-------- EXTRACTED INFORMATION --------
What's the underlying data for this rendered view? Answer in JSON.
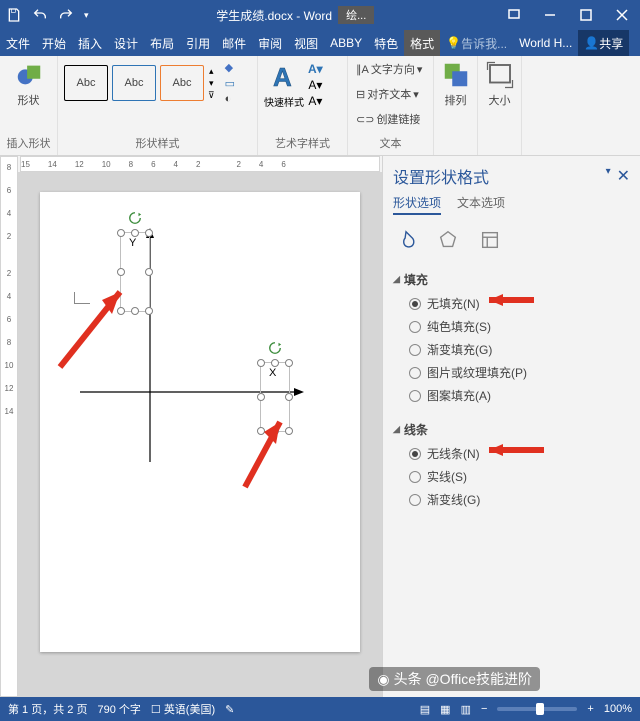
{
  "titlebar": {
    "doc_title": "学生成绩.docx - Word",
    "tools_context": "绘..."
  },
  "tabs": [
    "文件",
    "开始",
    "插入",
    "设计",
    "布局",
    "引用",
    "邮件",
    "审阅",
    "视图",
    "ABBY",
    "特色",
    "格式"
  ],
  "tell_me": "告诉我...",
  "world_h": "World H...",
  "share": "共享",
  "ribbon": {
    "shapes_label": "形状",
    "insert_shapes": "插入形状",
    "abc": "Abc",
    "shape_style_group": "形状样式",
    "shape_fill": "形状填充",
    "shape_outline": "形状轮廓",
    "shape_effects": "形状效果",
    "quick_style": "快速样式",
    "wordart_group": "艺术字样式",
    "text_dir": "文字方向",
    "align_text": "对齐文本",
    "create_link": "创建链接",
    "text_label": "文本",
    "arrange": "排列",
    "size": "大小"
  },
  "pane": {
    "title": "设置形状格式",
    "tab_shape": "形状选项",
    "tab_text": "文本选项",
    "fill_section": "填充",
    "fill_none": "无填充(N)",
    "fill_solid": "纯色填充(S)",
    "fill_gradient": "渐变填充(G)",
    "fill_picture": "图片或纹理填充(P)",
    "fill_pattern": "图案填充(A)",
    "line_section": "线条",
    "line_none": "无线条(N)",
    "line_solid": "实线(S)",
    "line_gradient": "渐变线(G)"
  },
  "canvas": {
    "y_label": "Y",
    "x_label": "X"
  },
  "hruler_ticks": [
    "15",
    "14",
    "12",
    "10",
    "8",
    "6",
    "4",
    "2",
    "",
    "2",
    "4",
    "6"
  ],
  "vruler_ticks": [
    "8",
    "6",
    "4",
    "2",
    "",
    "2",
    "4",
    "6",
    "8",
    "10",
    "12",
    "14"
  ],
  "status": {
    "page": "第 1 页，共 2 页",
    "words": "790 个字",
    "lang": "英语(美国)",
    "zoom": "100%"
  },
  "watermark": "头条 @Office技能进阶"
}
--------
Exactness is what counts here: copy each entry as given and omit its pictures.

### SOLVED PROBLEM
What's the underlying data for this rendered view? Answer in JSON.
{
  "titlebar": {
    "doc_title": "学生成绩.docx - Word",
    "tools_context": "绘..."
  },
  "tabs": [
    "文件",
    "开始",
    "插入",
    "设计",
    "布局",
    "引用",
    "邮件",
    "审阅",
    "视图",
    "ABBY",
    "特色",
    "格式"
  ],
  "tell_me": "告诉我...",
  "world_h": "World H...",
  "share": "共享",
  "ribbon": {
    "shapes_label": "形状",
    "insert_shapes": "插入形状",
    "abc": "Abc",
    "shape_style_group": "形状样式",
    "shape_fill": "形状填充",
    "shape_outline": "形状轮廓",
    "shape_effects": "形状效果",
    "quick_style": "快速样式",
    "wordart_group": "艺术字样式",
    "text_dir": "文字方向",
    "align_text": "对齐文本",
    "create_link": "创建链接",
    "text_label": "文本",
    "arrange": "排列",
    "size": "大小"
  },
  "pane": {
    "title": "设置形状格式",
    "tab_shape": "形状选项",
    "tab_text": "文本选项",
    "fill_section": "填充",
    "fill_none": "无填充(N)",
    "fill_solid": "纯色填充(S)",
    "fill_gradient": "渐变填充(G)",
    "fill_picture": "图片或纹理填充(P)",
    "fill_pattern": "图案填充(A)",
    "line_section": "线条",
    "line_none": "无线条(N)",
    "line_solid": "实线(S)",
    "line_gradient": "渐变线(G)"
  },
  "canvas": {
    "y_label": "Y",
    "x_label": "X"
  },
  "hruler_ticks": [
    "15",
    "14",
    "12",
    "10",
    "8",
    "6",
    "4",
    "2",
    "",
    "2",
    "4",
    "6"
  ],
  "vruler_ticks": [
    "8",
    "6",
    "4",
    "2",
    "",
    "2",
    "4",
    "6",
    "8",
    "10",
    "12",
    "14"
  ],
  "status": {
    "page": "第 1 页，共 2 页",
    "words": "790 个字",
    "lang": "英语(美国)",
    "zoom": "100%"
  },
  "watermark": "头条 @Office技能进阶"
}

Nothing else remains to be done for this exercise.